[5] The City’s Purchase/Rededication Requirement falls squarely within the U.S. Supreme Court’s Nollan/Dolan analysis, which specifically includes dedication of land as a condition of approval.  See Monterey v. Del Monte Dunes at Monterey, LTD., 526 U.S. 687, 703 (1999); see also Dolan, 512 U.S. at 385.

[6] “In order for a government to be effective, it needs the power to establish or relocate public throughways, even at the expense of some individual citizens, for the convenience and safety of the general public. . . . In fact, cities are vested with the statutory power to ‘lay out, establish, open, alter, widen, narrow, extend, grade, pave or otherwise improve streets, alleys, avenues, boulevards, sidewalks, . . . and may vacate the same . . . by ordinance’. Utah Code Ann. 10-8-8.”  Carrier, 2001 UT 105, ¶ 18, 37 P.2d at 1117.

[7] Note that the first prong of the exaction test in § 10-9a-508 requires an essential link between the exaction (dedication of the road) and a legitimate government interest (providing adequate roadways). This first prong does not, however, require an essential link between the exaction (widening the road) and the approval sought (a subdivision). See Nollan, 483 U.S. at 837.   The “rough proportionality” prong of the test weighs the impact of project for which approval has been sought against the nature and extent of the proposed exaction.  See B.A.M., 2006 UT 2, ¶¶ 39-40, 128 P.3d at 1169-70.

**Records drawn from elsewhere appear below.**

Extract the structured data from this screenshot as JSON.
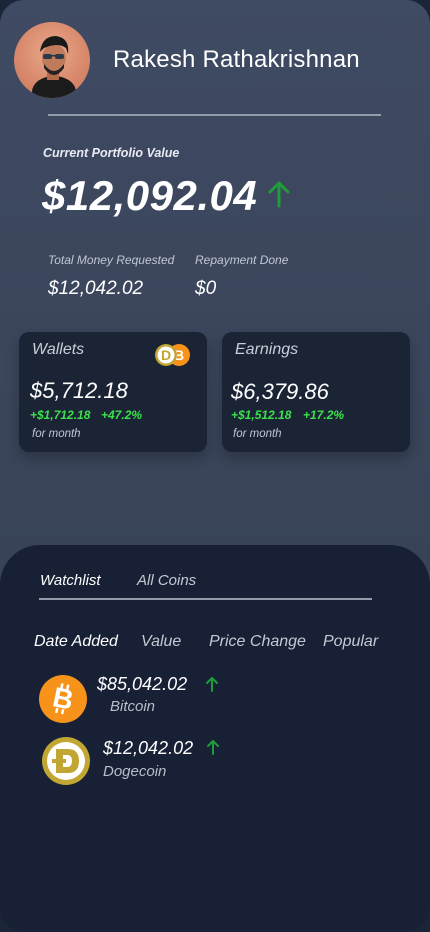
{
  "profile": {
    "name": "Rakesh Rathakrishnan"
  },
  "portfolio": {
    "label": "Current Portfolio Value",
    "value": "$12,092.04",
    "total_requested_label": "Total Money Requested",
    "total_requested_value": "$12,042.02",
    "repayment_label": "Repayment Done",
    "repayment_value": "$0"
  },
  "cards": [
    {
      "title": "Wallets",
      "value": "$5,712.18",
      "change_amount": "+$1,712.18",
      "change_pct": "+47.2%",
      "period": "for month"
    },
    {
      "title": "Earnings",
      "value": "$6,379.86",
      "change_amount": "+$1,512.18",
      "change_pct": "+17.2%",
      "period": "for month"
    }
  ],
  "tabs": [
    {
      "label": "Watchlist",
      "active": true
    },
    {
      "label": "All Coins",
      "active": false
    }
  ],
  "columns": [
    "Date Added",
    "Value",
    "Price Change",
    "Popular"
  ],
  "coins": [
    {
      "name": "Bitcoin",
      "price": "$85,042.02",
      "trend": "up",
      "icon": "bitcoin-icon"
    },
    {
      "name": "Dogecoin",
      "price": "$12,042.02",
      "trend": "up",
      "icon": "dogecoin-icon"
    }
  ],
  "colors": {
    "positive": "#3be24b",
    "arrow": "#1f9d3a",
    "bitcoin": "#f7931a",
    "dogecoin": "#c2a633"
  }
}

[8] See also Monterey, 526 U.S. at 703 (“[I]n a general sense, concerns for proportionality animate the Takings Clause” (i.e., the Fifth Amendment to the U.S. Constitution.)).  As has already been discussed, Article 1, § 22 of the Utah Constitution also prohibits uncompensated public takings.  See footnote 3, supra.

[9]  Utah Code Ann.  § 78B-2-216 (formerly§ 78-12-13); see also Cassity v. Castagno, 10 Utah 2d 16, 18, 347 P.2d 834, 835 (Utah 1959) (“One may not adverse the sovereign”); Fries v. Martin, 2006 UT App. 514, ¶ 7, 154 P.3d 184, 186-87 (Claimant “cannot adversely possess land ‘designated for public use’”).

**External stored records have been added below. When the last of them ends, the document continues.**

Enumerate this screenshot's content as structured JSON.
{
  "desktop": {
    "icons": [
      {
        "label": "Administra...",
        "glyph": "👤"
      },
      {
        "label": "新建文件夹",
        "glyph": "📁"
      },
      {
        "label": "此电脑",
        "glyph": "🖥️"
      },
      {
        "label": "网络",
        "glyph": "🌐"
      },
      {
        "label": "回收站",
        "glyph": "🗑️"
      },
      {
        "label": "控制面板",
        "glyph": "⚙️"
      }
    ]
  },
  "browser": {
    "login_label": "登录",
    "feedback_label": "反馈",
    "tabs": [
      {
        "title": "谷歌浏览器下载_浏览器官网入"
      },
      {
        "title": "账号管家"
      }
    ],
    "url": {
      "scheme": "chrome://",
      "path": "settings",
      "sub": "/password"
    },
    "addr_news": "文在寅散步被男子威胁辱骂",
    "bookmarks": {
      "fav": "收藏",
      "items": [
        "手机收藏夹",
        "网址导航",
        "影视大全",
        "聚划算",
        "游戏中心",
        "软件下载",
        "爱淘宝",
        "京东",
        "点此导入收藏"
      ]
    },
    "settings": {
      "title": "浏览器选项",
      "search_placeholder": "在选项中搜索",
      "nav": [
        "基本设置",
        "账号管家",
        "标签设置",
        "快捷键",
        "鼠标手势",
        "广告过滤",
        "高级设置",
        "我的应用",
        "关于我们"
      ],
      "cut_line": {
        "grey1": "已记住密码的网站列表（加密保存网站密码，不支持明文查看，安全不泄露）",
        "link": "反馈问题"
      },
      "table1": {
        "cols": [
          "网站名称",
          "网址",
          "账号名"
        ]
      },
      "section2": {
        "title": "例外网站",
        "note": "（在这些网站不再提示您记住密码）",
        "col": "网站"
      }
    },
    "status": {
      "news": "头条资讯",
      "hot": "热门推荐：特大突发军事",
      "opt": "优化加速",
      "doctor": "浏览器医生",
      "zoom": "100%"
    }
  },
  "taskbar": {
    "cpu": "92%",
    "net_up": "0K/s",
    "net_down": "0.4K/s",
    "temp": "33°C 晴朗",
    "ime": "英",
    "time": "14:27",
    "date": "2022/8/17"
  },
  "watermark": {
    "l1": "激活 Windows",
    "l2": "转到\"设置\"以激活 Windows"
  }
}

[10] The City states that:  “The practice Equidigm espouses (i.e., not being required to purchase the roadway parcel) could directly threaten future developments within the City or statewide if it resulted in an expectation that the City shouldn’t seek or require compensation for its property wherever it lies.  Taken to an extreme, this would threaten deeding aprons, sidewalks, and other land when the City will ultimately receive title.”  E-mail Response, City of North Ogden, May 6, 2008.

[11] As a condition of approval, such an agreement would be an exaction subject to the “rough proportionality” analysis of § 10-9a-508.

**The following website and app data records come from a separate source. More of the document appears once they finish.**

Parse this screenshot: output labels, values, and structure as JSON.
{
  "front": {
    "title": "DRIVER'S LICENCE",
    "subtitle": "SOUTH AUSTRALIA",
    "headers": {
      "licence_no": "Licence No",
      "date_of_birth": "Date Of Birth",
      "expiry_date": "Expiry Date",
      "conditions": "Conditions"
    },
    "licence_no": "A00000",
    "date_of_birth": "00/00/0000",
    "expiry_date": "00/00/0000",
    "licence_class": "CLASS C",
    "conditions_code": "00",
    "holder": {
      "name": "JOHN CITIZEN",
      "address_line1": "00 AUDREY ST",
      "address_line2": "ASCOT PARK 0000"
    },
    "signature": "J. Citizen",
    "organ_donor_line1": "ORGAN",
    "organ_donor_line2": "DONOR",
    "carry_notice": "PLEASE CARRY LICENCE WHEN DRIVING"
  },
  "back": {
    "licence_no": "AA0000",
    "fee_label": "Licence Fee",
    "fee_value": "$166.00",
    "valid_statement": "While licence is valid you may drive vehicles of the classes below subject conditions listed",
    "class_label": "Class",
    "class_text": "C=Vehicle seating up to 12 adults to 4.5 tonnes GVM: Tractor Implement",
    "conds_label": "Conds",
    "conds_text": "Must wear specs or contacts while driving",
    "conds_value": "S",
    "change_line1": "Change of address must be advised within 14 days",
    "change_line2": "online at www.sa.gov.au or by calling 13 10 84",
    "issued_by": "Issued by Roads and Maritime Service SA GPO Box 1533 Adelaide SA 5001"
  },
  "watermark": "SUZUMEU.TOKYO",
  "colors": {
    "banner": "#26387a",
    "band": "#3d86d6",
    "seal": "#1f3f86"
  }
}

[12]  See E-mail Response, North Ogden City, May 6, 2008.  The City stated that it rejected Equidigm’s request that the purchase money be held in escrow pending this Opinion.

[13] Call v. City of West Jordan, 606 P.2d 217, 218 (Utah 1979).  Plaintiff Clark Jenkins paid $16,576.00 “under protest.” The Court did not directly address his standing to challenge the exaction.